◆ **Problem requirements**
Copy every line below that has the word "kind" in it.

◆ **The input**
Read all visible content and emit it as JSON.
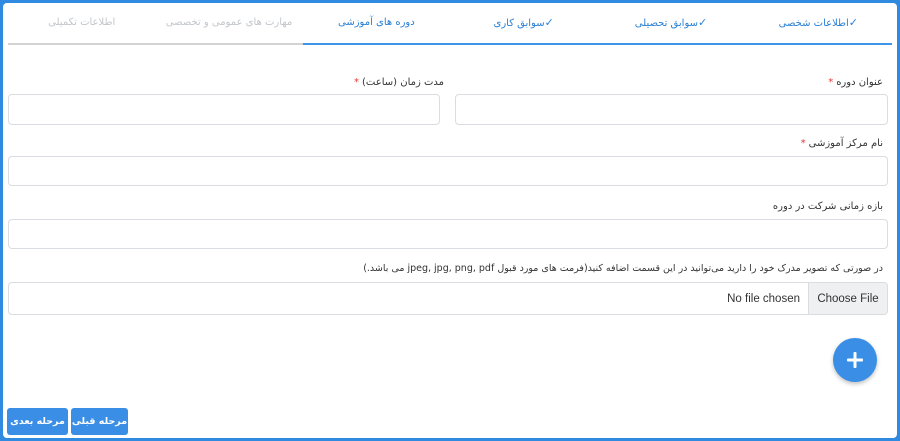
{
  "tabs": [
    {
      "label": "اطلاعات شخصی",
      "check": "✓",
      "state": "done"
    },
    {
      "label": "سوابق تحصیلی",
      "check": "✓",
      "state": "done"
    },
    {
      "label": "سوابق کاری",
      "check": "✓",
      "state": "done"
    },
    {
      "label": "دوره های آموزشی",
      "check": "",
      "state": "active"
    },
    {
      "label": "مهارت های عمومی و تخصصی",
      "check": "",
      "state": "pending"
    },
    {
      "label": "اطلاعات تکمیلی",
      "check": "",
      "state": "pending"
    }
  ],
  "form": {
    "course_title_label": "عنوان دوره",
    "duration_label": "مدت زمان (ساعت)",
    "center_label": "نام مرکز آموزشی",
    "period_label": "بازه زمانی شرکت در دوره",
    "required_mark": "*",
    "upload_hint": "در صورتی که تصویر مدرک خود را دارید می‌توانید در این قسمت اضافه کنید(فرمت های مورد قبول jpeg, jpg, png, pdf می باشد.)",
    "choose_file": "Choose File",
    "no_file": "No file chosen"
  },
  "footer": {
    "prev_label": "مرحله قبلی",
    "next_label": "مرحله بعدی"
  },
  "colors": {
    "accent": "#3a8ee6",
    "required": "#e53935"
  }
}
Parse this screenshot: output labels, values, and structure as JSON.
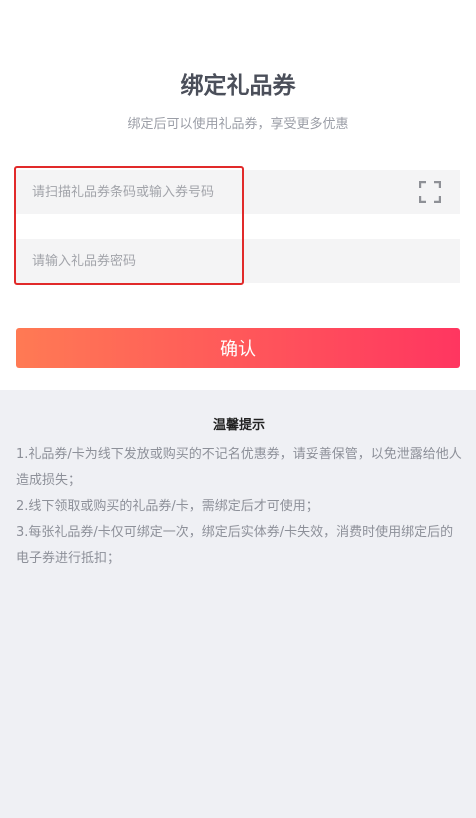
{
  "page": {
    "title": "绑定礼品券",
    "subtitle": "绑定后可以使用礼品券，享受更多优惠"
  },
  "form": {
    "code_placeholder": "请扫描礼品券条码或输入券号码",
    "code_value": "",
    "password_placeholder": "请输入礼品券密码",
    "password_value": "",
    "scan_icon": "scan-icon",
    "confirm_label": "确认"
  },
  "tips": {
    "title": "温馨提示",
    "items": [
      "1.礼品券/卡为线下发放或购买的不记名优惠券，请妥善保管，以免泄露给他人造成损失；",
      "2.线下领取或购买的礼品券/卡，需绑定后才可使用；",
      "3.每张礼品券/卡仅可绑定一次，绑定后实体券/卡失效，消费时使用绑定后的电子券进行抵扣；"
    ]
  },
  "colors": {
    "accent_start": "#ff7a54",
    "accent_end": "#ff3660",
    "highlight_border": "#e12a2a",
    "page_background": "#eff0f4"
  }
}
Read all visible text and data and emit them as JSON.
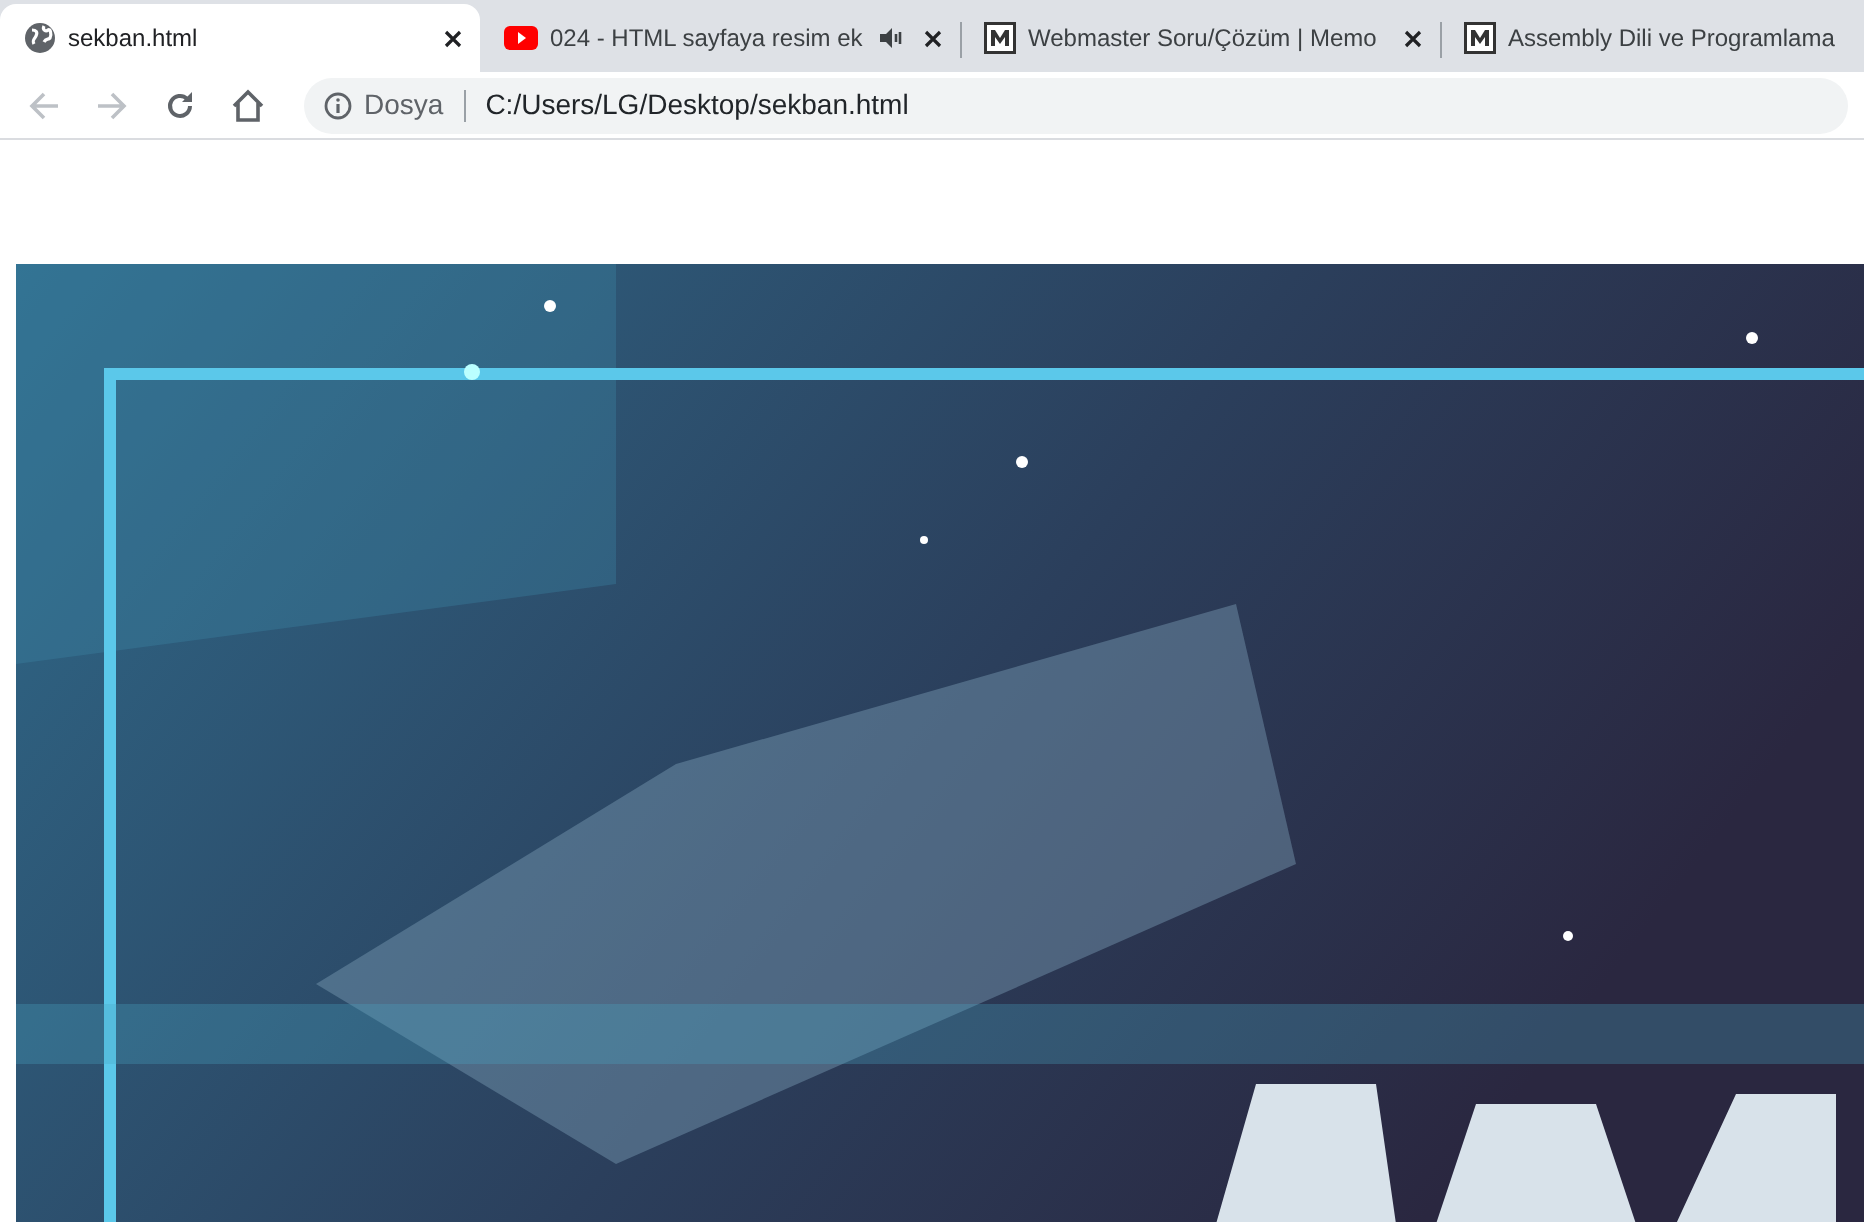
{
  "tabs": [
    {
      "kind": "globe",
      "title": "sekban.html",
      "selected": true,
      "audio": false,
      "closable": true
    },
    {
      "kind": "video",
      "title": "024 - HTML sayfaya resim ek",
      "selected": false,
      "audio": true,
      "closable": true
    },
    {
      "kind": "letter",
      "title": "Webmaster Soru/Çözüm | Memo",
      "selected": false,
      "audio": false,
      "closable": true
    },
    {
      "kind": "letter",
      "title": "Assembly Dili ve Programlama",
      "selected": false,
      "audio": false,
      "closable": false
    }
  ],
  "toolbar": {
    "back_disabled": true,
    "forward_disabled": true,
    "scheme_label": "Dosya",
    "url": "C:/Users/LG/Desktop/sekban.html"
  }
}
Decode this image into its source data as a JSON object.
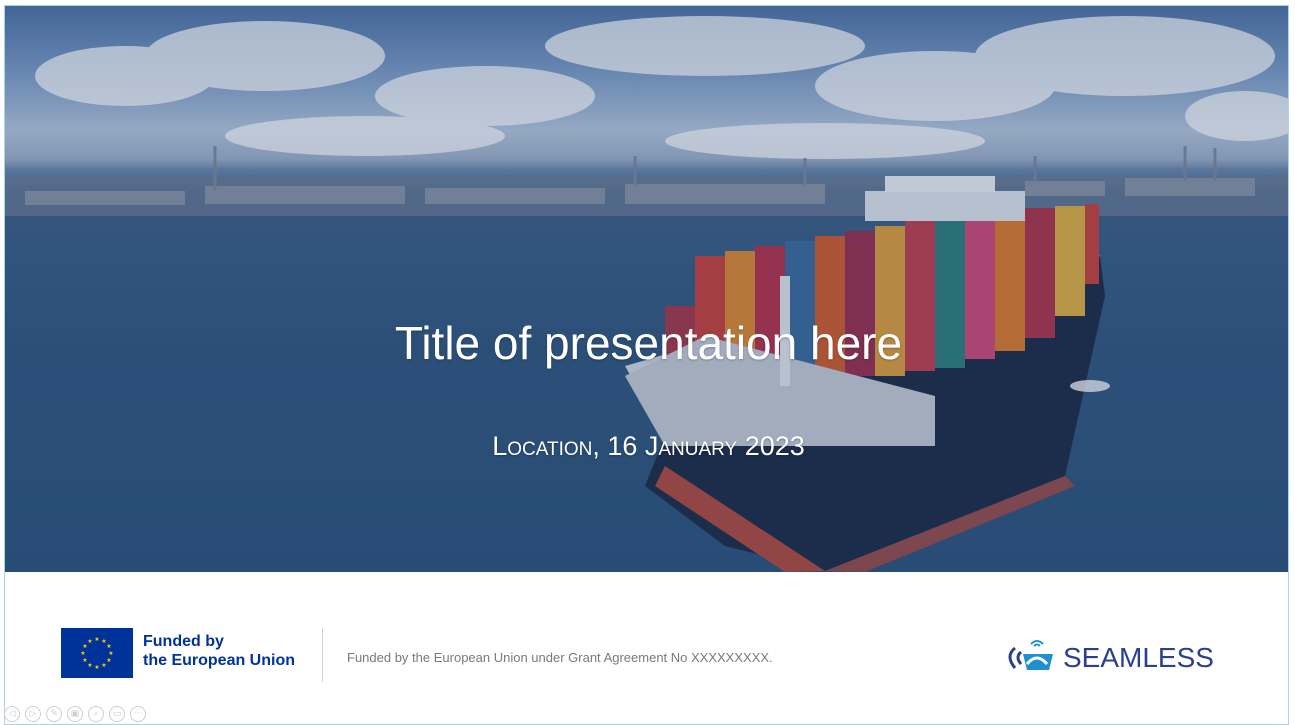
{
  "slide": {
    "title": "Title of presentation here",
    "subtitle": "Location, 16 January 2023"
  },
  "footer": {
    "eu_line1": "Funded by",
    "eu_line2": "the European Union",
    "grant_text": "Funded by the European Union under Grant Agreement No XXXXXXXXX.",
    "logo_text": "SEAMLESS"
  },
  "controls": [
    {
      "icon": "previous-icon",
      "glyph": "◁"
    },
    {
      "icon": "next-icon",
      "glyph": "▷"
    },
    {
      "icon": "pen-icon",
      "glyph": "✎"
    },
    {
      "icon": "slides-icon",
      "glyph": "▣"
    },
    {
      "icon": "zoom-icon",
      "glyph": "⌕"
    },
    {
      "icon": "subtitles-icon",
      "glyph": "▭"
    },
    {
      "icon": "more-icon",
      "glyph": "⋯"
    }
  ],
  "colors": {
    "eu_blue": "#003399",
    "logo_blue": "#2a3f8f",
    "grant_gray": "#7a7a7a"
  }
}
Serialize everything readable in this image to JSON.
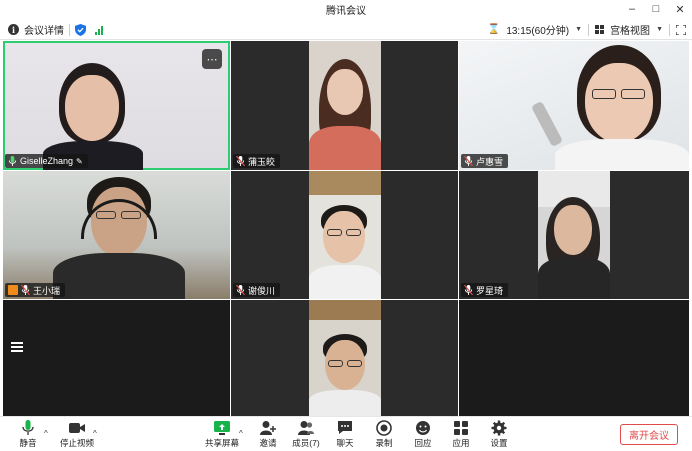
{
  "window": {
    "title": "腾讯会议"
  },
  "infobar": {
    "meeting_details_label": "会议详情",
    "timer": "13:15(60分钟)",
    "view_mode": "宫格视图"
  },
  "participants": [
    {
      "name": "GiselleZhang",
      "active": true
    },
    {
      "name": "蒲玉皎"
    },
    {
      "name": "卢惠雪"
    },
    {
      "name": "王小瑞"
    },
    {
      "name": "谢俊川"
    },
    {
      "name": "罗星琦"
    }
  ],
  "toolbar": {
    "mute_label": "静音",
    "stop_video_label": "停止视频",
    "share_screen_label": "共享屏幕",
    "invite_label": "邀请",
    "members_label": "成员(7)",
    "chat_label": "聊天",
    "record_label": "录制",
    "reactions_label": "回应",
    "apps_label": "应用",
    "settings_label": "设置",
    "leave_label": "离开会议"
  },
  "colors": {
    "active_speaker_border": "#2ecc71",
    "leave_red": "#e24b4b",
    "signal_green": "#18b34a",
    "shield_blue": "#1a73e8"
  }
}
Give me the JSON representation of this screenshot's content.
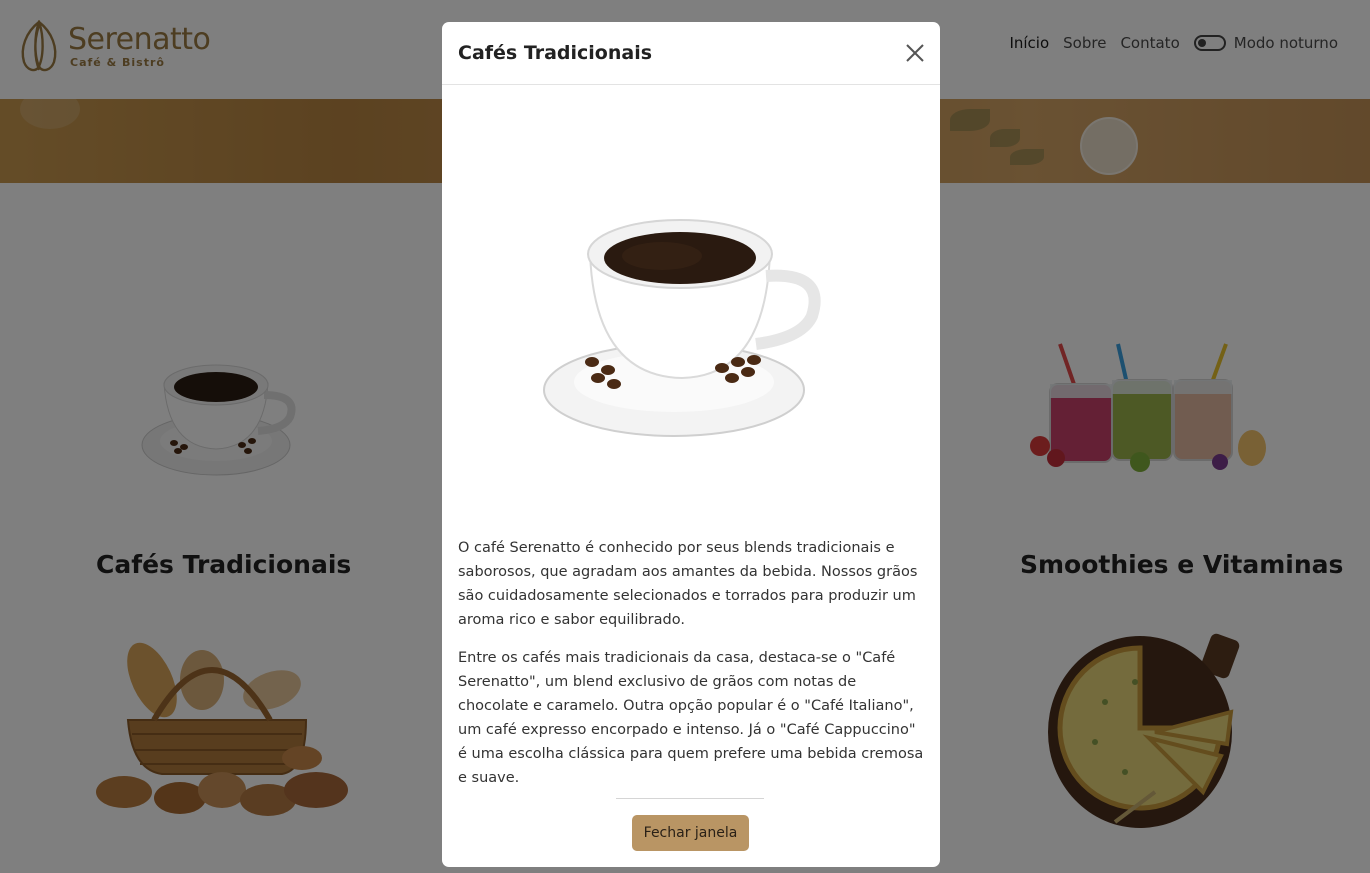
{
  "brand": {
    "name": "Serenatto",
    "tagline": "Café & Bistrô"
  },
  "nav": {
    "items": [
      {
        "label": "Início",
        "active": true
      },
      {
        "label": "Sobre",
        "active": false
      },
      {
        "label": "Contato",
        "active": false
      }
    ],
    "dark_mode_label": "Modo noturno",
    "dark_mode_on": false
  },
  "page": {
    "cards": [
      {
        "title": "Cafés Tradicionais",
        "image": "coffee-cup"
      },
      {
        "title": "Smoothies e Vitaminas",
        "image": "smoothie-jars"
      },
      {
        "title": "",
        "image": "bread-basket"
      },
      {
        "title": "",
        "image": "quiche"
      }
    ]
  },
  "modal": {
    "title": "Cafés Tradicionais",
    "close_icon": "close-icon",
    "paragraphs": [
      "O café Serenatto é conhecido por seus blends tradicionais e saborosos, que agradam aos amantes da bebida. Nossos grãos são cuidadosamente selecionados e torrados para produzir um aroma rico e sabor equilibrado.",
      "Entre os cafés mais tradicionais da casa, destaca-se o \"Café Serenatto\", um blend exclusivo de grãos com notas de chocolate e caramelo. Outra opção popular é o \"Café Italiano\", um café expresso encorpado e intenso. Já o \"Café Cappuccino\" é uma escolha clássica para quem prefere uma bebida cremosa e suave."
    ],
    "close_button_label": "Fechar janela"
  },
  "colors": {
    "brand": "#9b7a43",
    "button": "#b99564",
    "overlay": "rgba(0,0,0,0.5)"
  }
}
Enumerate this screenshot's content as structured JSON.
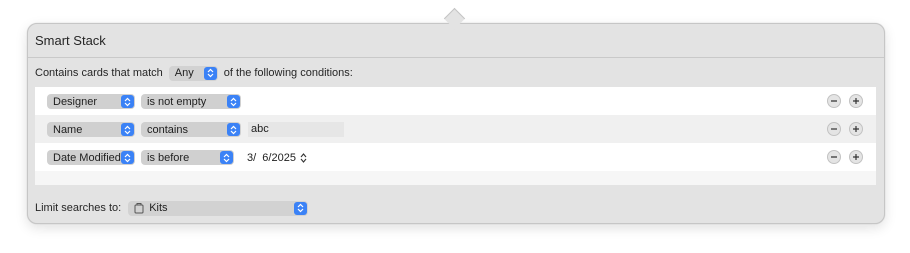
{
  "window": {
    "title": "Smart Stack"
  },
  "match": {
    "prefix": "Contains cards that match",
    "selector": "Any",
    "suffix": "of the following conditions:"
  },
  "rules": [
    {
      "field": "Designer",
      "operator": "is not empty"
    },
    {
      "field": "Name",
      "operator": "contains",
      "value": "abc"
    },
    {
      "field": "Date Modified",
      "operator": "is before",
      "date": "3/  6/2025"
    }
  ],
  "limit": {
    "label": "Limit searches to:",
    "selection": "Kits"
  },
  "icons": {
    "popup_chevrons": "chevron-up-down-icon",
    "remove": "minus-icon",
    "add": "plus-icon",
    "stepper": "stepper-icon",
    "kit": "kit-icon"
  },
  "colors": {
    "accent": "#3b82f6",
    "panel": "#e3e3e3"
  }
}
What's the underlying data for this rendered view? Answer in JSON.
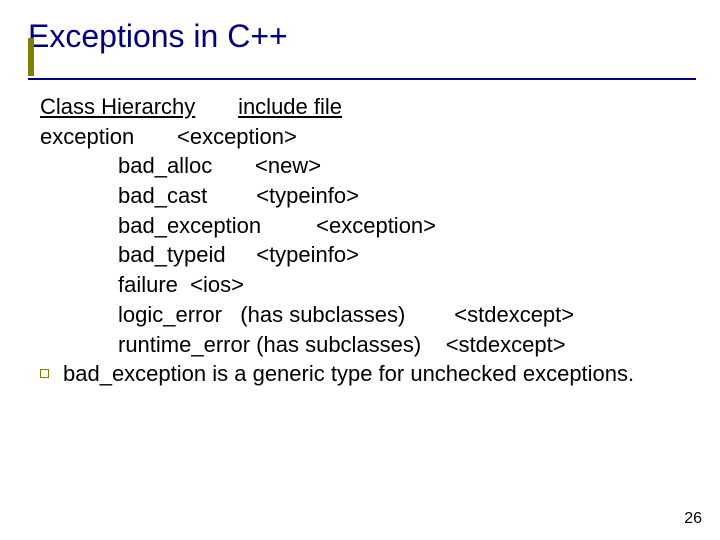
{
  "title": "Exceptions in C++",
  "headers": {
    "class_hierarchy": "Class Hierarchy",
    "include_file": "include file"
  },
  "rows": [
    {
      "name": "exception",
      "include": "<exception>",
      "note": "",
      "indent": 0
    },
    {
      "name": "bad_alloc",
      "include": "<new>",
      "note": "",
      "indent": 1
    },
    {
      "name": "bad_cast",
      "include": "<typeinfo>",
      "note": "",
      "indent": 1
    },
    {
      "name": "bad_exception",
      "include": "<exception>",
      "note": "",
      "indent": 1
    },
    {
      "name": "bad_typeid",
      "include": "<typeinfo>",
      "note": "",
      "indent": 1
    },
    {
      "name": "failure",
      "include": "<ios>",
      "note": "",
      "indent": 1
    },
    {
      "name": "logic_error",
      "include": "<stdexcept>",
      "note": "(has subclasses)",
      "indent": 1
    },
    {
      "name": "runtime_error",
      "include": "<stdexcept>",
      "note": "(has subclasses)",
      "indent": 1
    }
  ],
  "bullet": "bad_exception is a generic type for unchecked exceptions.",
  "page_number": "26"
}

◆ **Answer**
      "kind": "globe",
      "kind": "video",
      "kind": "letter",
      "kind": "letter",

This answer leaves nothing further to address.